Hi PyData folks,

We're back after the summer and it's time for a new meetup! Kindly hosted by GoDataDriven, we have two amazing talks lined up for you which are both part of (ongoing) research projects at the University of Amsterdam.

18:15 Walk-in, pizzas and drinks!
19:00 Unbiased Learning to Rank from User Interactions by Harrie Oosterhuis
19:30 Small break
19:45 Using Overhead Video Capture to Analyse Grouping Behaviour of Dancers in a Silent Disco by Nelson Mooren
20:15 More time to mingle and drink

Around 21:30 the bar will close (and the building as well!)

### Unbiased Learning to Rank from User Interactions
Learning to rank provides methods for optimising ranking systems, enabling effective search and recommendation systems. Traditionally, these methods relied on annotated datasets i.e. relevance labels for query-document pairs provided by human judges. Over the years, the limitations of such datasets have become apparent, most importantly: they are expensive to create and do not necessarily reflect user preferences. Recently attention has mostly shifted to methods that learn from user interactions, as they more closely indicate user preferences. However, user interactions contain large amounts of noise and bias, learning while naively ignoring these biases can lead to detrimental results. Consequently, the current focus is on unbiased methods that can reliably learn from user interactions. In this talk I will describe the main approaches to unbiased learning to rank and discuss the most recent methods from the field.

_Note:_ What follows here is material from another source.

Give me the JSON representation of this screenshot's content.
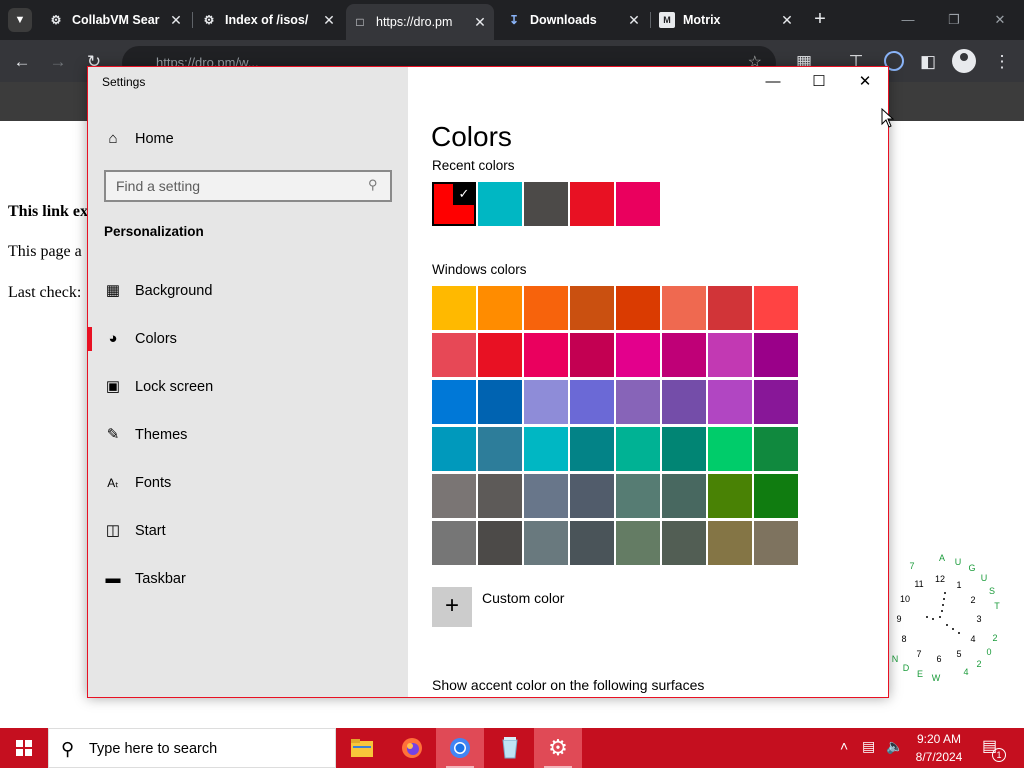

About Harrie Oosterhuis
Harrie Oosterhuis ( is a 3rd year PhD student under supervision of Prof. dr. Maarten de Rijke at the University of Amsterdam. His main topic is learning to rank from user behaviour and he has publications at major IR conferences including CIKM, SIGIR, ECIR and WSDM. In addition he has completed multiple internships at Google Research & Brain in California, and worked as a visiting researcher at RMIT university in Melbourne during his PhD.

### Using Overhead Video Capture to Analyse Grouping Behaviour of Dancers in a Silent Disco
Silent-disco events present experimenters with an ecologically valid environment in which to study the interactions between music and social behaviour. This can be done in large groups of participants and at a relatively low cost compared to laboratory settings. I developed a toolbox to process overhead video data and to investigate grouping dynamics of dancers in a silent disco with multiple channels. Using these methods, I showed that differences in grouping behaviour are related to the different musical styles that people listened to.

About Nelson Mooren
Nelson is a neuroscientist turned software developer with an interest in information processing and computational modelling. The presented research was conducted at Music Cognition Group of the University of Amsterdam. Nelson currently works in the domain of fraud detection.